▶ GOAL OF THE EXERCISE: The copy has to match the records word for word and include no pictures.

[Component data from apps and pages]

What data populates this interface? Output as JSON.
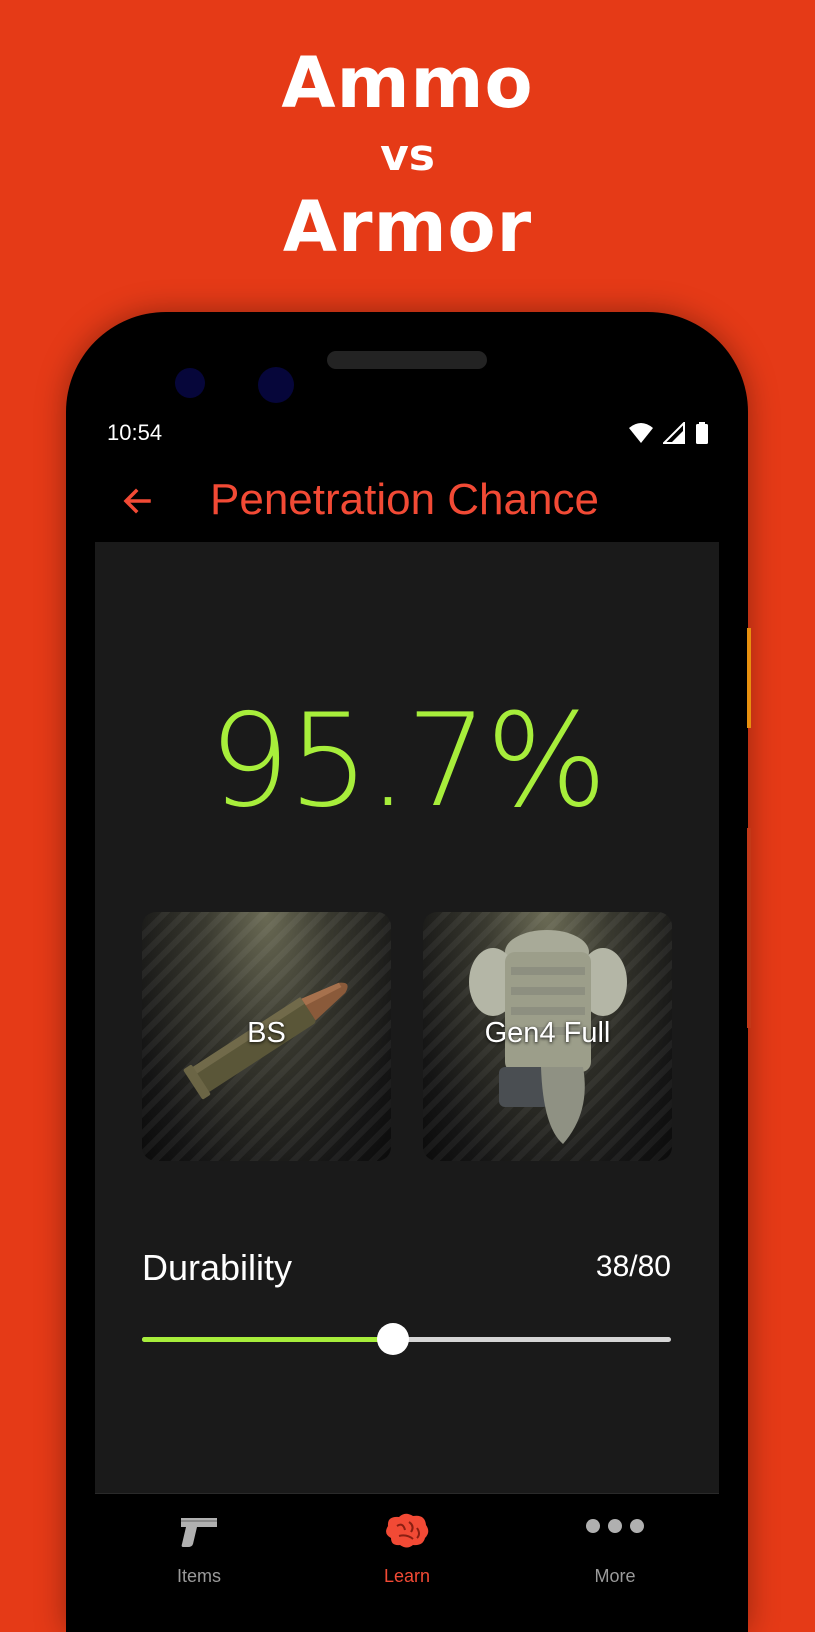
{
  "promo": {
    "line1": "Ammo",
    "line2": "vs",
    "line3": "Armor"
  },
  "status_bar": {
    "time": "10:54",
    "icons": [
      "wifi-icon",
      "signal-icon",
      "battery-icon"
    ]
  },
  "app_bar": {
    "back_icon": "arrow-left-icon",
    "title": "Penetration Chance"
  },
  "result": {
    "penetration_chance": "95.7%"
  },
  "cards": {
    "ammo": {
      "label": "BS",
      "icon": "bullet-icon"
    },
    "armor": {
      "label": "Gen4 Full",
      "icon": "armor-vest-icon"
    }
  },
  "durability": {
    "label": "Durability",
    "value_text": "38/80",
    "current": 38,
    "max": 80
  },
  "bottom_nav": {
    "items": [
      {
        "label": "Items",
        "icon": "pistol-icon",
        "active": false
      },
      {
        "label": "Learn",
        "icon": "brain-icon",
        "active": true
      },
      {
        "label": "More",
        "icon": "more-dots-icon",
        "active": false
      }
    ]
  },
  "colors": {
    "background": "#E53A17",
    "accent": "#F24A35",
    "success": "#A7EE3B",
    "surface": "#1a1a1a"
  }
}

▶ THE ANSWER:
What data populates this interface? Output as JSON.
{
  "promo": {
    "line1": "Ammo",
    "line2": "vs",
    "line3": "Armor"
  },
  "status_bar": {
    "time": "10:54",
    "icons": [
      "wifi-icon",
      "signal-icon",
      "battery-icon"
    ]
  },
  "app_bar": {
    "back_icon": "arrow-left-icon",
    "title": "Penetration Chance"
  },
  "result": {
    "penetration_chance": "95.7%"
  },
  "cards": {
    "ammo": {
      "label": "BS",
      "icon": "bullet-icon"
    },
    "armor": {
      "label": "Gen4 Full",
      "icon": "armor-vest-icon"
    }
  },
  "durability": {
    "label": "Durability",
    "value_text": "38/80",
    "current": 38,
    "max": 80
  },
  "bottom_nav": {
    "items": [
      {
        "label": "Items",
        "icon": "pistol-icon",
        "active": false
      },
      {
        "label": "Learn",
        "icon": "brain-icon",
        "active": true
      },
      {
        "label": "More",
        "icon": "more-dots-icon",
        "active": false
      }
    ]
  },
  "colors": {
    "background": "#E53A17",
    "accent": "#F24A35",
    "success": "#A7EE3B",
    "surface": "#1a1a1a"
  }
}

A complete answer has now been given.